My Sunday story covered the money aspects of expanding the hazardous waste site near Kettleman City. One piece of the story just didn’t fit, and I mention it here because it illustrates how contentious the process has been.
Activists, who have long battled the nearby Waste Management Inc. landfill, say they didn’t like the Kings County-appointed committee that recommended many of the financial benefits on tap for Kettleman.
Among the benefits Waste Management agreed to provide if the expansion is approved: paying off a $552,000 debt on the town water system and donating $450,000 for school improvement.
Paying off the water system debt is no small favor for Kettleman City. It will allow the state to provide $8 million for a water treatment plant — many consider it a leap forward for Kettleman City.
But the activists were rankled because there was only one Kettleman City resident on the committee.

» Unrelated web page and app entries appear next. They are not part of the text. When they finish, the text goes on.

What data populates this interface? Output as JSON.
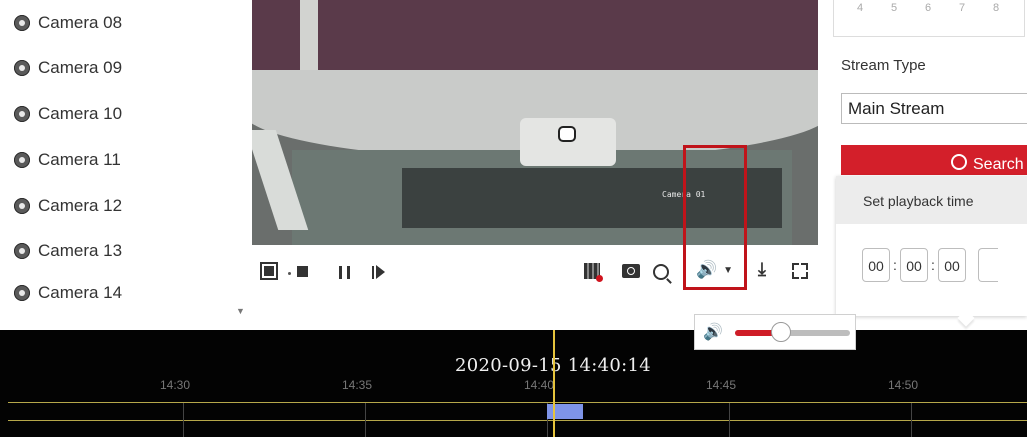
{
  "cameras": [
    "Camera 08",
    "Camera 09",
    "Camera 10",
    "Camera 11",
    "Camera 12",
    "Camera 13",
    "Camera 14"
  ],
  "video": {
    "osd_text": "Camera 01"
  },
  "calendar_partial": [
    "4",
    "5",
    "6",
    "7",
    "8"
  ],
  "stream": {
    "label": "Stream Type",
    "selected": "Main Stream"
  },
  "search": {
    "label": "Search"
  },
  "playback_popup": {
    "title": "Set playback time",
    "hour": "00",
    "minute": "00",
    "second": "00"
  },
  "toolbar": {
    "icons": [
      "split-screen-icon",
      "stop-icon",
      "pause-icon",
      "single-frame-icon",
      "clip-icon",
      "capture-icon",
      "zoom-icon",
      "volume-icon",
      "download-icon",
      "fullscreen-icon"
    ],
    "volume_glyph": "🔊",
    "volume_caret": "▼",
    "download_glyph": "⤓"
  },
  "volume_popup": {
    "level": 0.4,
    "glyph": "🔊"
  },
  "timeline": {
    "datetime": "2020-09-15 14:40:14",
    "ticks": [
      "14:30",
      "14:35",
      "14:40",
      "14:45",
      "14:50"
    ]
  },
  "colors": {
    "accent": "#d31f2a",
    "timeline_bg": "#030303",
    "cursor": "#e5c33c",
    "record": "#7e94e8"
  }
}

The list included three people from Hanford and one each from Avenal, Laton and Lemoore. The county stands to gain $1.5 million annually in fees if the state allows expansion of the landfill.

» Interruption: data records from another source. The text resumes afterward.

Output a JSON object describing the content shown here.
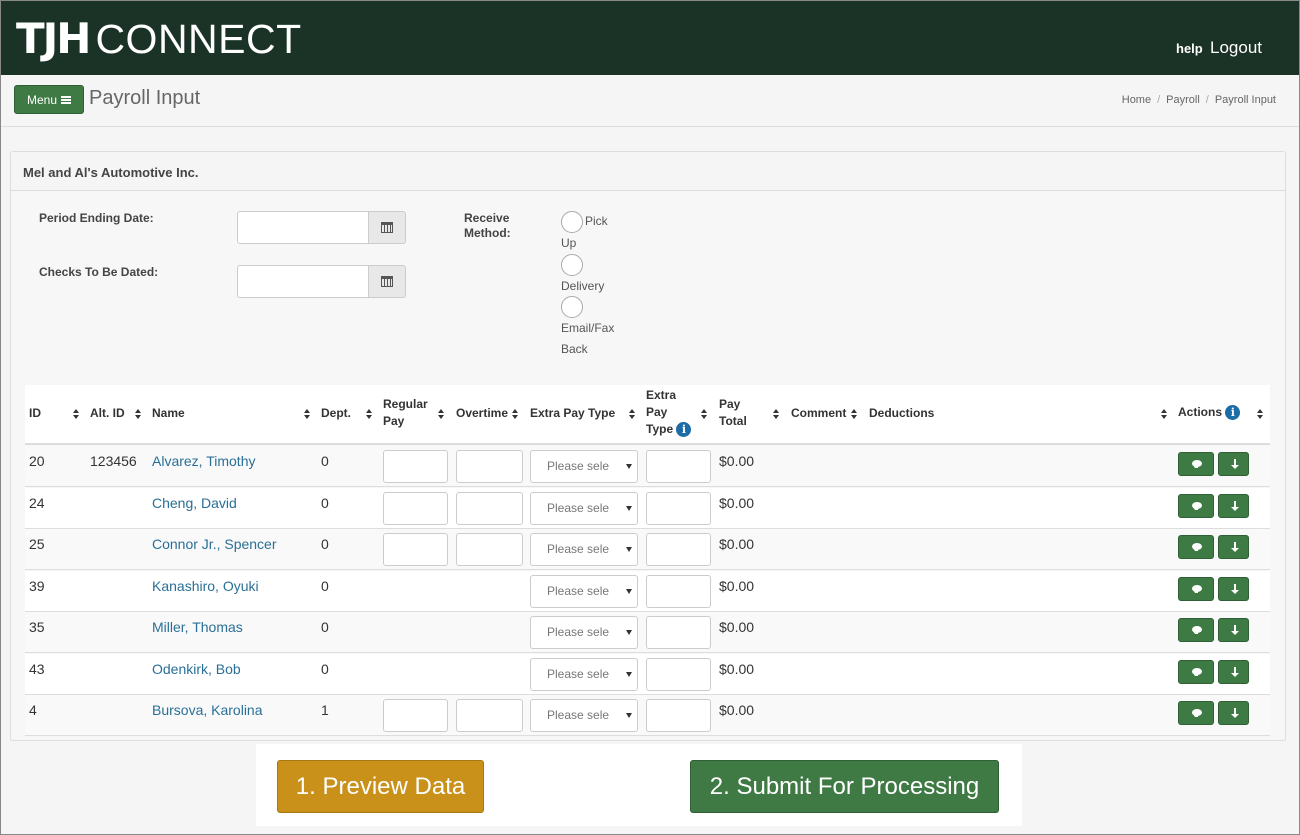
{
  "header": {
    "logo_bold": "TJH",
    "logo_light": "CONNECT",
    "help": "help",
    "logout": "Logout"
  },
  "subheader": {
    "menu_label": "Menu",
    "page_title": "Payroll Input",
    "breadcrumb": [
      "Home",
      "Payroll",
      "Payroll Input"
    ]
  },
  "panel": {
    "company": "Mel and Al's Automotive Inc.",
    "period_ending_label": "Period Ending Date:",
    "checks_dated_label": "Checks To Be Dated:",
    "receive_method_label_1": "Receive",
    "receive_method_label_2": "Method:",
    "receive_options": [
      {
        "line1": "Pick",
        "line2": "Up"
      },
      {
        "line1": "Delivery",
        "line2": ""
      },
      {
        "line1": "Email/Fax",
        "line2": "Back"
      }
    ]
  },
  "table": {
    "headers": {
      "id": "ID",
      "alt_id": "Alt. ID",
      "name": "Name",
      "dept": "Dept.",
      "regular_pay_1": "Regular",
      "regular_pay_2": "Pay",
      "overtime": "Overtime",
      "extra_pay_type": "Extra Pay Type",
      "extra_pay_type2_1": "Extra",
      "extra_pay_type2_2": "Pay",
      "extra_pay_type2_3": "Type",
      "pay_total_1": "Pay",
      "pay_total_2": "Total",
      "comment": "Comment",
      "deductions": "Deductions",
      "actions": "Actions"
    },
    "select_placeholder": "Please select",
    "rows": [
      {
        "id": "20",
        "alt_id": "123456",
        "name": "Alvarez, Timothy",
        "dept": "0",
        "pay_total": "$0.00",
        "has_pay_inputs": true
      },
      {
        "id": "24",
        "alt_id": "",
        "name": "Cheng, David",
        "dept": "0",
        "pay_total": "$0.00",
        "has_pay_inputs": true
      },
      {
        "id": "25",
        "alt_id": "",
        "name": "Connor Jr., Spencer",
        "dept": "0",
        "pay_total": "$0.00",
        "has_pay_inputs": true
      },
      {
        "id": "39",
        "alt_id": "",
        "name": "Kanashiro, Oyuki",
        "dept": "0",
        "pay_total": "$0.00",
        "has_pay_inputs": false
      },
      {
        "id": "35",
        "alt_id": "",
        "name": "Miller, Thomas",
        "dept": "0",
        "pay_total": "$0.00",
        "has_pay_inputs": false
      },
      {
        "id": "43",
        "alt_id": "",
        "name": "Odenkirk, Bob",
        "dept": "0",
        "pay_total": "$0.00",
        "has_pay_inputs": false
      },
      {
        "id": "4",
        "alt_id": "",
        "name": "Bursova, Karolina",
        "dept": "1",
        "pay_total": "$0.00",
        "has_pay_inputs": true
      }
    ]
  },
  "footer": {
    "preview": "1. Preview Data",
    "submit": "2. Submit For Processing"
  },
  "colors": {
    "header_bg": "#1b3327",
    "green_button": "#3f7a45",
    "preview_button": "#c9911a",
    "link": "#2a6f97",
    "info_icon": "#1c6ca6"
  }
}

The committee was stacked so that county approval of the landfill expansion was inevitable, the activists say.
“It was a joke,” said resident Maricela Mares Alatorre of the People for Clean Air and Water. “Where was the understanding of Kettleman City’s problems?”
Alatorre is also a full-time employee of Greenaction for Health and Environmental Justice, a national advocacy group with an office in San Francisco. She says activists will do whatever they can to stop the expansion, including filing suit.

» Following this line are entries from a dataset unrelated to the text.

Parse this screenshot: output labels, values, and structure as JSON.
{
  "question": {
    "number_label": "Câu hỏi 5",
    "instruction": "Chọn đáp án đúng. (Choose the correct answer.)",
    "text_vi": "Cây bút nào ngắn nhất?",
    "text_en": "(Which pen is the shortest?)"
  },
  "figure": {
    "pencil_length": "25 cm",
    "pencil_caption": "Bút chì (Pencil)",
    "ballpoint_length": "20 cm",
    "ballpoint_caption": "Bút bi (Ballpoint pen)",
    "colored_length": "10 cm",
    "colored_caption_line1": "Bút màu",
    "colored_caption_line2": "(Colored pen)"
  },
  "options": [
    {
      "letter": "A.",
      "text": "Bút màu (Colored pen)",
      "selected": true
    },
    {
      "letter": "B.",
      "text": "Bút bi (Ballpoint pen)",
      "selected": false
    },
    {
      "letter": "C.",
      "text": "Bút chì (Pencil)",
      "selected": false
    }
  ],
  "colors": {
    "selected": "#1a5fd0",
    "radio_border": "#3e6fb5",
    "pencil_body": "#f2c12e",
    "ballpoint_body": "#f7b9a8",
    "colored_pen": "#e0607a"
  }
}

For their part, Kings County officials said they had problems filling out the local committee that suggested the financial benefits for Kettleman City.
In the end, Supervisor Richard Valle said he was able to add Avenal resident Alvaro Preciado, who has family in Kettleman City and cares deeply about the issues in the town.